Here are some terrific throw-back names for your new girl! We have used the name Piper from this list. My own top five picks are: Esme, Ivy, Electra, Dagney, and Pippa--saving those for the next female pet.
A large and pretty comprehensive study was recently undertaken to cull through the hundreds of dog foods currently on the market, and the resulting information may be of interest to those moms and dads who want to give their furbabies the best. The study used a disciplined elimination process that I personally appreciate. Their criteria included, broadly: origin of the food, primary ingredients, and recall issues, and they give a clear explanation of the process and the reasoning behind it. I won't repeat it all here, as you can hop on over to their page to read more about it. I will, however, summarize a couple of things.
Here are the top ten brands they chose (and I couldn't see that these were in any particular order):
Stella & Chewy's
I took the process two steps further, in a totally unscientific fashion: I went directly to Amazon, which has the largest cross-section of customer feedback on the planet. Of...
We've had many cats in our family over the years, and never knew that there is one common ailment among cats that is responsible for up to 25% of all deaths. The disease? Feline chronic kidney disease, or CKD. Looking back, I see that we probably lost a cat to it years ago, but didn't recognize it at the time. This year, however, we lost Milo, an older cat we adopted at 8 years old, but only had for three years before he died of CKD in April. Boy, I miss that little guy, he was my favorite cat of all time.
It isn't entirely understood why this disease is so common in cats, but there are a number of potential causes that end in the same result—CKD—and these include congenital defects, disease processes, and environmental factors. What isn't known is why a cat's kidneys are such a ready target for these various factors. And it seems that a few breeds are more susceptible: Burmese, Maine Coon, Persian, Abyssinian, Siamese, and Russian blue.
Somehow we couldn't take our eyes off this 'adorbs' French bulldog, Huey, and his new little bro, Leon. And what a fun video this family put together! Almost makes us want to buy a French bulldog or three. Almost.
And you might notice the slow feeder they have for these little guys. We sell those!
Here is a fun compilation of some great vintage names for dogs and cats that we have found around the web. Not that you haven't heard these before, but when you're thinking of names, many of these might not come to mind. In our family, we have used Milo, Levi, and Oliver, and loved those names. If you are inspired to use one of them for your new dog or cat, let us know!
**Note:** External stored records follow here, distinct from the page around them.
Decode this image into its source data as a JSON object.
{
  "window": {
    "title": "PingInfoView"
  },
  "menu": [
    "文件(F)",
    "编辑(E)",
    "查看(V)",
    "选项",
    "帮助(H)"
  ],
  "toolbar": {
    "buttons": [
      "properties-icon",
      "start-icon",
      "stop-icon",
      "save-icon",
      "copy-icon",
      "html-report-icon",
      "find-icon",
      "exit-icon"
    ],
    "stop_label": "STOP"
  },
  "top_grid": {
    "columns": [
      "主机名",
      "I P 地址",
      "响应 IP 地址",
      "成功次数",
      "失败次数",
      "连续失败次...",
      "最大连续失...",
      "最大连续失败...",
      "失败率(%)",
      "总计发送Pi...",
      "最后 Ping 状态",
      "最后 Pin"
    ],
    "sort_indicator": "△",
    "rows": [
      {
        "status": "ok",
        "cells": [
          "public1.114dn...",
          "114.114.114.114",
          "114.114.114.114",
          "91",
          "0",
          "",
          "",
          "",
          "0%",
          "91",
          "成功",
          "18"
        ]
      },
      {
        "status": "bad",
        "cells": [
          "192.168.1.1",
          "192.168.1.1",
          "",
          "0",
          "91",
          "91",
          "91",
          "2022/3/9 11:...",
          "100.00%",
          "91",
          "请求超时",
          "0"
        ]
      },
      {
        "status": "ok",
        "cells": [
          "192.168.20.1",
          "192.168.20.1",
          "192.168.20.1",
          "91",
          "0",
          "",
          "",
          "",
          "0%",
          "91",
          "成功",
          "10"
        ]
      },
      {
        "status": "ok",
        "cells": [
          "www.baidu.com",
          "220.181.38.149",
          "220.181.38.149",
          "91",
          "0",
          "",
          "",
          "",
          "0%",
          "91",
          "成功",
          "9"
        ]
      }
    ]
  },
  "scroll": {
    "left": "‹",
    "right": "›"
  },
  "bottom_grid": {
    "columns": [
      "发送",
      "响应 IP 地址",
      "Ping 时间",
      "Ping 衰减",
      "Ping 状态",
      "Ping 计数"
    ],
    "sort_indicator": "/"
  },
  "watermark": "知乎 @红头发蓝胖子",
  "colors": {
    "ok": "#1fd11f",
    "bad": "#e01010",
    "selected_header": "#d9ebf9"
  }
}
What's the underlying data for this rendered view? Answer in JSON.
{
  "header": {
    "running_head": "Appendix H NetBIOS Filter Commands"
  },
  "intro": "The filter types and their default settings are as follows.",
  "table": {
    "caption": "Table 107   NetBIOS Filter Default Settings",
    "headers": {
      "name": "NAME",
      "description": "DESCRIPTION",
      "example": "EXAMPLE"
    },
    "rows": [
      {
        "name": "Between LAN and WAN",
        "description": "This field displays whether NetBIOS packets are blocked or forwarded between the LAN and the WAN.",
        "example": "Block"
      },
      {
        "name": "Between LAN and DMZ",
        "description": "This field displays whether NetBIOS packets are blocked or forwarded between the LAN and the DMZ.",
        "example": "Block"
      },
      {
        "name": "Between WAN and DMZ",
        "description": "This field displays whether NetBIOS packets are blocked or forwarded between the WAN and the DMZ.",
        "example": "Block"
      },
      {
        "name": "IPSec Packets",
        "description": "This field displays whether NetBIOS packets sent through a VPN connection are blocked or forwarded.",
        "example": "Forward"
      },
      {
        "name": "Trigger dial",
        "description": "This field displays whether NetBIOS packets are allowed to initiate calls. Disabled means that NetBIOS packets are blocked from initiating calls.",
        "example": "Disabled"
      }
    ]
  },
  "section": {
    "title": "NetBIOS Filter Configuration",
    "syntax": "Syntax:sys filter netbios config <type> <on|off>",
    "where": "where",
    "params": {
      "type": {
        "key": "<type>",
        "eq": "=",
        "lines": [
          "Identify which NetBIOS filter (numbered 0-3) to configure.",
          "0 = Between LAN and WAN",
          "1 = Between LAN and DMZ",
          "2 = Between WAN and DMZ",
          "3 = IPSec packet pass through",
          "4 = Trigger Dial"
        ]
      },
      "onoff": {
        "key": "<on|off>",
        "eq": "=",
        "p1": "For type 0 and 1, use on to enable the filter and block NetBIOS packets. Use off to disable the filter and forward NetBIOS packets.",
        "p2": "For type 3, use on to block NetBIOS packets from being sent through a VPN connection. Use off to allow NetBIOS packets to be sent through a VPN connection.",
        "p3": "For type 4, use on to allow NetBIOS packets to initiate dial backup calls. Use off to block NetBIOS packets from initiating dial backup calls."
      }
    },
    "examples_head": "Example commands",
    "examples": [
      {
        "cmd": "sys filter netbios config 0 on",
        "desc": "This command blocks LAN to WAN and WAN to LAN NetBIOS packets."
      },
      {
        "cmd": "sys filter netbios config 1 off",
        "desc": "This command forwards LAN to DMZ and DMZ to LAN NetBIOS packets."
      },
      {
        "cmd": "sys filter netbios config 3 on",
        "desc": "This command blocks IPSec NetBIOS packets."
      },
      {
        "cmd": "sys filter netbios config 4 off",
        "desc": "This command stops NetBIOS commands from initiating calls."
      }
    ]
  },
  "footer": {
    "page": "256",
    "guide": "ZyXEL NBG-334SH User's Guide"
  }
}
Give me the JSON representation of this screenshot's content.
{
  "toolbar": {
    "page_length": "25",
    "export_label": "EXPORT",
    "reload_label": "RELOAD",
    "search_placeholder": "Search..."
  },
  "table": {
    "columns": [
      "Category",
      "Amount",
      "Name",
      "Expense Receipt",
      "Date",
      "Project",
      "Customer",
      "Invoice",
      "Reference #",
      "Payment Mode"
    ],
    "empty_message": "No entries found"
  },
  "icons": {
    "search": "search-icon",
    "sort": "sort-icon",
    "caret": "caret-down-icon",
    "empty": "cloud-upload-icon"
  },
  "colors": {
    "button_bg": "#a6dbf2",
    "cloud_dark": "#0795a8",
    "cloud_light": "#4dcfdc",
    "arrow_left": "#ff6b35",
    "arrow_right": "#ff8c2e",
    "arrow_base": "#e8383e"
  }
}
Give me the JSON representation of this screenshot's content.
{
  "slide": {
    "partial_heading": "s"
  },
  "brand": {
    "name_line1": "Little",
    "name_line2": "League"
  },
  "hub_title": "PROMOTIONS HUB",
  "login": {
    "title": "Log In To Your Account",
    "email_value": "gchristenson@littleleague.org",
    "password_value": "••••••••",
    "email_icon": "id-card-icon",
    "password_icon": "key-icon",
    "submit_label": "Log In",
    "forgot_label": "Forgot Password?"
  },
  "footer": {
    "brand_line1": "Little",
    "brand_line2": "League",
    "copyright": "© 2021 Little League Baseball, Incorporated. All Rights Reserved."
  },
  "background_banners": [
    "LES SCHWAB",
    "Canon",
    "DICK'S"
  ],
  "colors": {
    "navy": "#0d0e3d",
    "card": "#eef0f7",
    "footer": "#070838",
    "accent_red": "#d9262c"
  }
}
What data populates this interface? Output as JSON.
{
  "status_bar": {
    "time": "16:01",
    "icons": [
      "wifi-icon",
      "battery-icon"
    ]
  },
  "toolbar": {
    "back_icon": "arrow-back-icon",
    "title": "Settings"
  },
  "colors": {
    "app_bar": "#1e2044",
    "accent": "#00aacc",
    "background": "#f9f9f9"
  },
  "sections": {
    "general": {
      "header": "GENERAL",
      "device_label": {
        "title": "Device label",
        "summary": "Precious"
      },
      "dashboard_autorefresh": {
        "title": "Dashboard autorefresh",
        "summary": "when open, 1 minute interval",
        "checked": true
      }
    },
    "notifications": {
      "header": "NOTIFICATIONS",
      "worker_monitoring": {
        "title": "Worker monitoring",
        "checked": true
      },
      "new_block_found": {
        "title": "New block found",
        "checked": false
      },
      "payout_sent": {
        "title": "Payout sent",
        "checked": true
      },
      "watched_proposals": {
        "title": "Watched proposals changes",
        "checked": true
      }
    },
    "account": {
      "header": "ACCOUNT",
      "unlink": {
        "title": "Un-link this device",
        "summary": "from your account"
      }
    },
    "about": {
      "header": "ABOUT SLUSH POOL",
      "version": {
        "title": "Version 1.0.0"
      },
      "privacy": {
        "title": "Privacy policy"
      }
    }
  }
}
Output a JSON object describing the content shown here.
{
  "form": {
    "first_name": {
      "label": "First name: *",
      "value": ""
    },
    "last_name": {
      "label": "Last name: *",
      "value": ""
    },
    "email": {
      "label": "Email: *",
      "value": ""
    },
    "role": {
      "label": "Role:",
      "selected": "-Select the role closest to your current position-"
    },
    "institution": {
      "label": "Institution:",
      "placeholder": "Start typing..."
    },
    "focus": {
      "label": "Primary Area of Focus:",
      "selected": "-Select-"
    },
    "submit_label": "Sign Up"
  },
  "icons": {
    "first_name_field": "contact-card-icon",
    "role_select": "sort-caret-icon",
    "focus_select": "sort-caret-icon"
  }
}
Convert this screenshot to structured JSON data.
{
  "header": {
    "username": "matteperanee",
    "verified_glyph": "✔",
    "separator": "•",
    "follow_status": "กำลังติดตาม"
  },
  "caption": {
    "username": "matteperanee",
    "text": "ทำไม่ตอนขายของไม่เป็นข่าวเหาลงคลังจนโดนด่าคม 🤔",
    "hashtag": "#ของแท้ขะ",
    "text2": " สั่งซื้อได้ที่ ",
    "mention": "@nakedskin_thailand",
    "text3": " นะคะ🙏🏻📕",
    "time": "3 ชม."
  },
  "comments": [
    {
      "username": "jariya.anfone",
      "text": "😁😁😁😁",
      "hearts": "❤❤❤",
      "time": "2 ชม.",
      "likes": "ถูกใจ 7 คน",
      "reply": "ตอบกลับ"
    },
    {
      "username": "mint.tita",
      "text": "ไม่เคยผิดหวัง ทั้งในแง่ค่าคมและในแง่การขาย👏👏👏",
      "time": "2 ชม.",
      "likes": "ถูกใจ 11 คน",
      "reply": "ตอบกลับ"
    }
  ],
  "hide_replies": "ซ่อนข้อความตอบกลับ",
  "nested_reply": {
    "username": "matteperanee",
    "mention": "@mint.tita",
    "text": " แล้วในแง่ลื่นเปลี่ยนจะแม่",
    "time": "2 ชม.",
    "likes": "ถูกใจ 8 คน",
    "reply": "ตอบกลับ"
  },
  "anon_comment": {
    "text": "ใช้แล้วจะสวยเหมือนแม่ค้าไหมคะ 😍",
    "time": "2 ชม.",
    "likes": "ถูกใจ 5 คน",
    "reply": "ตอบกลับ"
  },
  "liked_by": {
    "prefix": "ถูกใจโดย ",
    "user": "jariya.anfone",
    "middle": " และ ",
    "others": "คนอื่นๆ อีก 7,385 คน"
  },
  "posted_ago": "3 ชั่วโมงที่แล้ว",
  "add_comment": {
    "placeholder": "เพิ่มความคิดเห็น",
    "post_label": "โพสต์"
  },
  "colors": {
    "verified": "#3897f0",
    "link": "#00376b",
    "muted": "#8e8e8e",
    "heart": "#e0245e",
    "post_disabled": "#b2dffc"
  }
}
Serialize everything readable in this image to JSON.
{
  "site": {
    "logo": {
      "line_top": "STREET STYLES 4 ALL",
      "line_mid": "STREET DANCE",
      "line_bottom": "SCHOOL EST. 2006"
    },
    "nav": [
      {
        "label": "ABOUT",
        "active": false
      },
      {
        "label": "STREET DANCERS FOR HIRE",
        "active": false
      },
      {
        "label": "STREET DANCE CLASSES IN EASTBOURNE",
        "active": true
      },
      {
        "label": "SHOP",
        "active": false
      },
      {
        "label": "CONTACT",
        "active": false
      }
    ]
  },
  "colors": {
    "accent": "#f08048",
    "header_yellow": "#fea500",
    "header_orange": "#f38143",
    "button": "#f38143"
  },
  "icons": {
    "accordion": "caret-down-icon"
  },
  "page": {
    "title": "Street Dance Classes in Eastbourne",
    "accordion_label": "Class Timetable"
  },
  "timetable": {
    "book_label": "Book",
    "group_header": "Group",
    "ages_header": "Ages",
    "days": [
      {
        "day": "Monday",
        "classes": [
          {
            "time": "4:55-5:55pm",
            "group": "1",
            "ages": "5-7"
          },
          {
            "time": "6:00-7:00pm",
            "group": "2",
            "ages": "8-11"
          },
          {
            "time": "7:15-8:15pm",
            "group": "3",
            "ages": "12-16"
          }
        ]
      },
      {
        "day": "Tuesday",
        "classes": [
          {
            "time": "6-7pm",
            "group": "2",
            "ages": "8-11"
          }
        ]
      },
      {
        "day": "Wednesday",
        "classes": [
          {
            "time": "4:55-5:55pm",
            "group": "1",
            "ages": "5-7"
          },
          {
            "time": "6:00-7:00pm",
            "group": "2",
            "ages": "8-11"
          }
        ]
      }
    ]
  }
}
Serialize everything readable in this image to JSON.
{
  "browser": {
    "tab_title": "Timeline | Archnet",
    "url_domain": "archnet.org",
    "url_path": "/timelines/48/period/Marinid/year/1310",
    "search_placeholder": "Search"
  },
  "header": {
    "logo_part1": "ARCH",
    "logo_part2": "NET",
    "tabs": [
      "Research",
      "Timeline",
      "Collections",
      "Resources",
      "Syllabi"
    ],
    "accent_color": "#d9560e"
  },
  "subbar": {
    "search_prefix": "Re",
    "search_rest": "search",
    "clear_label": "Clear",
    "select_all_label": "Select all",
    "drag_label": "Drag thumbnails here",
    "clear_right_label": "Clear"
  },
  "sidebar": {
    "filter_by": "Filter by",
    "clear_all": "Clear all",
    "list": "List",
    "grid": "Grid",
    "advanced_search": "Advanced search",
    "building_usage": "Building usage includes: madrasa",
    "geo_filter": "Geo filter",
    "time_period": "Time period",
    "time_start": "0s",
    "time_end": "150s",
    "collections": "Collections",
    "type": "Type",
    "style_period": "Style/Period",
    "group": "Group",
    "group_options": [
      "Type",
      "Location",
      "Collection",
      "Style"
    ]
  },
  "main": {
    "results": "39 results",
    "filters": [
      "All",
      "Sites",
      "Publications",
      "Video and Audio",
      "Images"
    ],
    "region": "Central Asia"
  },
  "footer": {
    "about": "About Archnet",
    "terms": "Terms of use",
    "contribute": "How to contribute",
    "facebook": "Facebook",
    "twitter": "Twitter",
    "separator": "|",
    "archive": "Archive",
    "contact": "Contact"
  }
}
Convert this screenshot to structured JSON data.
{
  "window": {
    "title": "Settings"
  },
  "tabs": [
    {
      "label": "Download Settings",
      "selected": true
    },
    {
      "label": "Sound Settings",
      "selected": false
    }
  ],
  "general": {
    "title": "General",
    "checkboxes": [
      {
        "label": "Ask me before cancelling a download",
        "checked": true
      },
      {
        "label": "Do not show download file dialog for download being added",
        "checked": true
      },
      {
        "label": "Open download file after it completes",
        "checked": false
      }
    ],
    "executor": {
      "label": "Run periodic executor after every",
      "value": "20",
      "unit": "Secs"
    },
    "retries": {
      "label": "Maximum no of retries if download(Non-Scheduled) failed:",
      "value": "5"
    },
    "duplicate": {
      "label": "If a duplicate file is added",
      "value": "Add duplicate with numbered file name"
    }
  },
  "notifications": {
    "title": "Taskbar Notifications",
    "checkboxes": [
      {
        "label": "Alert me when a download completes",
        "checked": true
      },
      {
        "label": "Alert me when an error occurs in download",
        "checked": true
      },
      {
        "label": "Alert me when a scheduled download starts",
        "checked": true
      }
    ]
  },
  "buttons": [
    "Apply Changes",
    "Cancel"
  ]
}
We love Stonnie around here. (pronounced 'Stoney') This guy is a professional trainer in Kentucky and he knows his way around a canine. We think you'll enjoy his no-nonsense, energetic, funny videos, and his common sense, down-home approach totraining—nothin' fancy here. You can also watch the rest of his series on Youtube. And, (just sayin') he uses tennis balls, Kong toys, treat pouches, British slip leads, and 20' check cords, all of which we carry right here at Top DogSupplies!
It's easy to make your own dog biscuits! Try this recipe from King Arthur flour, contributed by Elaine Aukstikalnis, who works in a veterinary office; she regularly brings these biscuits in for their patients--you could say that they've been 'vetted' for flavor!
2 C. white or regular whole wheat flour (you could also use a gluten-free flour)
1 C. rolled oats, regular or quick
1 T. dried parsley or 2 T. chopped fresh parsley
1/2 cup dry milk, any kind
1/2 tsp. salt
2 large eggs
1 C. peanut butter, crunchy or plain
1/2 C. + 1 T. cold water, or enough to make a cohesive dough
Preheat oven to 300°F. Lightly grease baking sheets, or use parchment. Mix dry ingredients together and then add the eggs and peanut butter. Combine until the mixture is crumbly, then add enough water to bring the dough together. Roll the dough 1/4" thick, and cut biscuits with desired cutter. Gather and re-roll scraps until you've used all the dough. To make dog cookies, drop the dough in walnut-sized balls onto baking...
Yeah, they look adorable, but inside every sweet, innocent dog lurks a hardened criminal. Click on the image to see a rogues gallery. Click the resulting image for a manual slideshow, and my own commentary on these repeat offenders.